RAW DATA
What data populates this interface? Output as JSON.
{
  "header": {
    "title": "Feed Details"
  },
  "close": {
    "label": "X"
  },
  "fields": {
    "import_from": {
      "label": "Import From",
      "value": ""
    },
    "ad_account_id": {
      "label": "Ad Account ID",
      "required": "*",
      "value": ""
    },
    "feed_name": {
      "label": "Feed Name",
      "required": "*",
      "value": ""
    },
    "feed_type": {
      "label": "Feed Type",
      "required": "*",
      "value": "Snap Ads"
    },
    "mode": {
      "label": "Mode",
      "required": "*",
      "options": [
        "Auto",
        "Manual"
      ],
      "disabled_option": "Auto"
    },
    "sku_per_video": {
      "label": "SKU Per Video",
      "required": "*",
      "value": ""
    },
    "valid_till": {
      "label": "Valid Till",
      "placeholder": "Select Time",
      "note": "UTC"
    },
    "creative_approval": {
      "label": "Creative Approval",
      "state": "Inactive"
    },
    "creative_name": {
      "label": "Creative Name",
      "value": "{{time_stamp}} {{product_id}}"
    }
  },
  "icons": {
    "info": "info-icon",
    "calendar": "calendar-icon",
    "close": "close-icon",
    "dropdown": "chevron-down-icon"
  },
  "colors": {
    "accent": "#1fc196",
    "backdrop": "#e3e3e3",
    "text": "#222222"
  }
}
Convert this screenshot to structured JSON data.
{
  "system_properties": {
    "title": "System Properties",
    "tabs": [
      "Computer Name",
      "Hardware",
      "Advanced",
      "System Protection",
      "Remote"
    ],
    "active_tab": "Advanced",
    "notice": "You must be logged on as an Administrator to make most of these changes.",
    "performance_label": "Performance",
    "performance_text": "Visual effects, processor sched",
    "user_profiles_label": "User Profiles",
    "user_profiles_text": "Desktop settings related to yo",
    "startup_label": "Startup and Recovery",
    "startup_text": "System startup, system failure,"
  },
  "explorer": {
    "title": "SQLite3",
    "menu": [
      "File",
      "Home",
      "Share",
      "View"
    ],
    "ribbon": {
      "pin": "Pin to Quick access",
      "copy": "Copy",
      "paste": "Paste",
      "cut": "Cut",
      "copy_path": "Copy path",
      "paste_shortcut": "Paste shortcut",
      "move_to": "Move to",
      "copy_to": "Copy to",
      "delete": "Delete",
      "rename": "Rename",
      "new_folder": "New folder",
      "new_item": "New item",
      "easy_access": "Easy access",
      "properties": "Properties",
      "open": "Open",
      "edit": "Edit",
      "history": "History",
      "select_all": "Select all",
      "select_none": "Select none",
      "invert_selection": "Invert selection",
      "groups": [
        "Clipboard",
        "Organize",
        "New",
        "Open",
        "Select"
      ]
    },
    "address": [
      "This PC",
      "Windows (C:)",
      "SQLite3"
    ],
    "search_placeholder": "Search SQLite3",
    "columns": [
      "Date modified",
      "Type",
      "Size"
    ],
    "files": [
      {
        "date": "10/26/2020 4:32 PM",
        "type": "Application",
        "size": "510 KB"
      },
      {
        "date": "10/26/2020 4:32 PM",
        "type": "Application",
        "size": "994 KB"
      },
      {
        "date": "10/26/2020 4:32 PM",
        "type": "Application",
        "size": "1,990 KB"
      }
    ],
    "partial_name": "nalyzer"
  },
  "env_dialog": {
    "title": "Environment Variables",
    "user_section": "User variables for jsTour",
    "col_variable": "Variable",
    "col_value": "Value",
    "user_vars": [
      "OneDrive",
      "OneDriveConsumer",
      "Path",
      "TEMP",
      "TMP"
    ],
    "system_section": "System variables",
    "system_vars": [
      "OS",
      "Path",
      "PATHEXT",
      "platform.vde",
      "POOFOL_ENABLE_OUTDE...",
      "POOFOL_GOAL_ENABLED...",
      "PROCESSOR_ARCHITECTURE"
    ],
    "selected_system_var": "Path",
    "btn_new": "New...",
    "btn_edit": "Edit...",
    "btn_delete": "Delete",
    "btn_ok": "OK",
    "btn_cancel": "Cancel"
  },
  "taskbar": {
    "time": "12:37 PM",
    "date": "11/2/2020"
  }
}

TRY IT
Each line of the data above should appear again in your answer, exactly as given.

SOLUTION TO THIS PROBLEM
What data populates this interface? Output as JSON.
{
  "header": {
    "title": "Feed Details"
  },
  "close": {
    "label": "X"
  },
  "fields": {
    "import_from": {
      "label": "Import From",
      "value": ""
    },
    "ad_account_id": {
      "label": "Ad Account ID",
      "required": "*",
      "value": ""
    },
    "feed_name": {
      "label": "Feed Name",
      "required": "*",
      "value": ""
    },
    "feed_type": {
      "label": "Feed Type",
      "required": "*",
      "value": "Snap Ads"
    },
    "mode": {
      "label": "Mode",
      "required": "*",
      "options": [
        "Auto",
        "Manual"
      ],
      "disabled_option": "Auto"
    },
    "sku_per_video": {
      "label": "SKU Per Video",
      "required": "*",
      "value": ""
    },
    "valid_till": {
      "label": "Valid Till",
      "placeholder": "Select Time",
      "note": "UTC"
    },
    "creative_approval": {
      "label": "Creative Approval",
      "state": "Inactive"
    },
    "creative_name": {
      "label": "Creative Name",
      "value": "{{time_stamp}} {{product_id}}"
    }
  },
  "icons": {
    "info": "info-icon",
    "calendar": "calendar-icon",
    "close": "close-icon",
    "dropdown": "chevron-down-icon"
  },
  "colors": {
    "accent": "#1fc196",
    "backdrop": "#e3e3e3",
    "text": "#222222"
  }
}
Convert this screenshot to structured JSON data.
{
  "system_properties": {
    "title": "System Properties",
    "tabs": [
      "Computer Name",
      "Hardware",
      "Advanced",
      "System Protection",
      "Remote"
    ],
    "active_tab": "Advanced",
    "notice": "You must be logged on as an Administrator to make most of these changes.",
    "performance_label": "Performance",
    "performance_text": "Visual effects, processor sched",
    "user_profiles_label": "User Profiles",
    "user_profiles_text": "Desktop settings related to yo",
    "startup_label": "Startup and Recovery",
    "startup_text": "System startup, system failure,"
  },
  "explorer": {
    "title": "SQLite3",
    "menu": [
      "File",
      "Home",
      "Share",
      "View"
    ],
    "ribbon": {
      "pin": "Pin to Quick access",
      "copy": "Copy",
      "paste": "Paste",
      "cut": "Cut",
      "copy_path": "Copy path",
      "paste_shortcut": "Paste shortcut",
      "move_to": "Move to",
      "copy_to": "Copy to",
      "delete": "Delete",
      "rename": "Rename",
      "new_folder": "New folder",
      "new_item": "New item",
      "easy_access": "Easy access",
      "properties": "Properties",
      "open": "Open",
      "edit": "Edit",
      "history": "History",
      "select_all": "Select all",
      "select_none": "Select none",
      "invert_selection": "Invert selection",
      "groups": [
        "Clipboard",
        "Organize",
        "New",
        "Open",
        "Select"
      ]
    },
    "address": [
      "This PC",
      "Windows (C:)",
      "SQLite3"
    ],
    "search_placeholder": "Search SQLite3",
    "columns": [
      "Date modified",
      "Type",
      "Size"
    ],
    "files": [
      {
        "date": "10/26/2020 4:32 PM",
        "type": "Application",
        "size": "510 KB"
      },
      {
        "date": "10/26/2020 4:32 PM",
        "type": "Application",
        "size": "994 KB"
      },
      {
        "date": "10/26/2020 4:32 PM",
        "type": "Application",
        "size": "1,990 KB"
      }
    ],
    "partial_name": "nalyzer"
  },
  "env_dialog": {
    "title": "Environment Variables",
    "user_section": "User variables for jsTour",
    "col_variable": "Variable",
    "col_value": "Value",
    "user_vars": [
      "OneDrive",
      "OneDriveConsumer",
      "Path",
      "TEMP",
      "TMP"
    ],
    "system_section": "System variables",
    "system_vars": [
      "OS",
      "Path",
      "PATHEXT",
      "platform.vde",
      "POOFOL_ENABLE_OUTDE...",
      "POOFOL_GOAL_ENABLED...",
      "PROCESSOR_ARCHITECTURE"
    ],
    "selected_system_var": "Path",
    "btn_new": "New...",
    "btn_edit": "Edit...",
    "btn_delete": "Delete",
    "btn_ok": "OK",
    "btn_cancel": "Cancel"
  },
  "taskbar": {
    "time": "12:37 PM",
    "date": "11/2/2020"
  }
}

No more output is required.